— World Replica Watches was lucky enough to get its hands on one of Claude Meylan’s newest creations, the Lionne Initiale, for a few weeks. A romantic take on mechanical conservatism.
This year the Vallée de Joux watchmaker Claude Meylan has fleshed out his collections with a number of new models. The Lionne collection sees the arrival of the Lionne Initiale, a watch that can be customised both inside and out. I had the privilege of wearing this ladies’ timepiece. Here are my impressions.
I generally wear conservative, understated watches. If there is also a vintage touch, that’s great. I should state up front that the Lionne Initiale somewhat went against my traditional and conservative aesthetic. But this customisable timepiece with its retro looks is an apt response to the way we live today, a perfect blend of watchmaking savoir-faire and the dictates of our consumer society. If you like something, you buy it. If you no longer like it, you throw it away. The Lionne Initiale responds to this behavioural trend with the ability to personalise the design. It’s not just an item on your wrist – it’s a creation, and you have helped to create it.

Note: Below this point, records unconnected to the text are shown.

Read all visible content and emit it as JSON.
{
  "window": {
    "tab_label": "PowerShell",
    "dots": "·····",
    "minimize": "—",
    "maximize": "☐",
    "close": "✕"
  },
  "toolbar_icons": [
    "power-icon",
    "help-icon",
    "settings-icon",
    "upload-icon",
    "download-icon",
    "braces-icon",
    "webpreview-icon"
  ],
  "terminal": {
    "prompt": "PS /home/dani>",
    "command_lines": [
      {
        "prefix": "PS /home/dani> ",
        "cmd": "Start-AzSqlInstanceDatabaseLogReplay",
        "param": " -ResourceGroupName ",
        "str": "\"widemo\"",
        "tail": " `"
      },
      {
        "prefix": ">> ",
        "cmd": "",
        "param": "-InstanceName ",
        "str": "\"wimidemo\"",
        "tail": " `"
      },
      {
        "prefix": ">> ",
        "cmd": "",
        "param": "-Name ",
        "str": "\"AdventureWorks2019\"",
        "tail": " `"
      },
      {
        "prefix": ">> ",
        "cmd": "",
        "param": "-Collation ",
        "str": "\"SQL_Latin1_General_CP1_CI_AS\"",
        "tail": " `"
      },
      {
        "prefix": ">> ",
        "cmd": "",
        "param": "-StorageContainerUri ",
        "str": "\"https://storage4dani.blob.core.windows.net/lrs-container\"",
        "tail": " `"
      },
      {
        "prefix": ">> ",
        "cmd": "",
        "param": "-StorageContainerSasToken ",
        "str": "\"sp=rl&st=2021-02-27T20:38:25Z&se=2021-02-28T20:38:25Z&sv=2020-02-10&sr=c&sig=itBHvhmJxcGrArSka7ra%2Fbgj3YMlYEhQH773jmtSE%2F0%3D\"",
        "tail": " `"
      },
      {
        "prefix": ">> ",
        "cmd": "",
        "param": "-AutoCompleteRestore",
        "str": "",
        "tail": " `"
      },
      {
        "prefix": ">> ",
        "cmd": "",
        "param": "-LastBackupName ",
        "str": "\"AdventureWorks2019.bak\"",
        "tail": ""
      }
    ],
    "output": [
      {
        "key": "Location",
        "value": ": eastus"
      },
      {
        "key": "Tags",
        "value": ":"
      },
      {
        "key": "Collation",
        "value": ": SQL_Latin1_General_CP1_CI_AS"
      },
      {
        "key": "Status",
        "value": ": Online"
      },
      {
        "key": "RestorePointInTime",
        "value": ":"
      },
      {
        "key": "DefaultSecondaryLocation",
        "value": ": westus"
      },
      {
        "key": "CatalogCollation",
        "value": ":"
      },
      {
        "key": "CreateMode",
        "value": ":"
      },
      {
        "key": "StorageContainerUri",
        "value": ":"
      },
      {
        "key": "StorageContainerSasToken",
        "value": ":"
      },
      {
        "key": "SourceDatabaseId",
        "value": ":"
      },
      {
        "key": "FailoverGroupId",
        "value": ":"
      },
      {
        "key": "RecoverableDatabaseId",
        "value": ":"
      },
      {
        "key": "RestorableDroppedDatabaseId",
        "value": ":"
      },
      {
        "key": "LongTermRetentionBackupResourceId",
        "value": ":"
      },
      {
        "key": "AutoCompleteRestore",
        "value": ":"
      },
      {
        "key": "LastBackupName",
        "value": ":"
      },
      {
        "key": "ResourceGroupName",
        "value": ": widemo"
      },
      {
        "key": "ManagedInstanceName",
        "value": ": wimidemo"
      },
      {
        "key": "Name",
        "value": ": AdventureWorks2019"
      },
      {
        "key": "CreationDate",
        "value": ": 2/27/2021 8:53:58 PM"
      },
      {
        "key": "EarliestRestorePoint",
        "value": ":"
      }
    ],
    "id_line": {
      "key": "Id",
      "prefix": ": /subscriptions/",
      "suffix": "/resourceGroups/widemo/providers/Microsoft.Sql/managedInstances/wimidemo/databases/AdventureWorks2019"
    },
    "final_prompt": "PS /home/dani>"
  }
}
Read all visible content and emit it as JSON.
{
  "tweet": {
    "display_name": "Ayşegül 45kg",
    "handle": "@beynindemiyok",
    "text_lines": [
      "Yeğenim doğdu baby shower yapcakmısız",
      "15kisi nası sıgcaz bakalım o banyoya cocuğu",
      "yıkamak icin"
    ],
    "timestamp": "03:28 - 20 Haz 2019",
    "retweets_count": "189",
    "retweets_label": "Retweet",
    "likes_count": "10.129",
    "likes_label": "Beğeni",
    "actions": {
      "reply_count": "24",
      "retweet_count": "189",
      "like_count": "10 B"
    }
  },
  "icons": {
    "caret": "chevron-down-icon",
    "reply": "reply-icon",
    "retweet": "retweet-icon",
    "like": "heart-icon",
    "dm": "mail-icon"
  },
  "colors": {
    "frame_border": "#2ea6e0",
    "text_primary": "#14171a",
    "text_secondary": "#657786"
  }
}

Let me explain. Claude Meylan, a master of skeletonisation, offers women the opportunity to customise every aspect of their wristwatch. After all, if we’ve chosen it ourselves, we’re surely going to be happy with it. A strap made of hi-tech seamless satin? Done! Or wait, maybe a classic black, brown or white leather strap? Not a problem! But the real customisation happens inside the watch. The cut-out bridges are given the shape of our initials, or the initials of whomever we wish. “CM” for Claude Meylan. “IG” for myself, “NA” for a friend, a big “M” for Madonna, the queen of pop, the choice is yours – the bridges are worked according to your desire. This customisation gives a sensuously romantic aspect to the watch’s mechanical heart.
Claude Meylan is a master of the art of skeletonisation, and this model proves it yet again. The Lionne Initiale comes in a 35 mm case with either an automatic or a hand-wound movement. The open centre of the dial reveals the perpetual dance of the hours and minutes and the ballet of the gears. The Roman numerals bring a nostalgic touch that I particularly love.
Most of my colleagues appreciated the fact that the watch could be personalised, a relatively rare feature in the watch industry. Many found it too conservative, but hey, there’s no accounting for taste…
Personally speaking, although I was enchanted by the idea of having a watch customised to my taste, I’m not entirely convinced by the Lionne Initiale. I love skeleton watches: I like to see the mechanics, watch the gears turning, focus on a tourbillon or feel the rotor swinging with every movement of my wrist. So the very aspect that embodies the strength and identity of this watch – its bridges – are for me a disadvantage. They are too big, too dominant, and they obstruct the view of the movement. But that’s the only negative point. In terms of the refinement, femininity and effortless style that Claude Meylan’s savoir-faire has given to the Lionne Initiale, I’m most definitely a fan.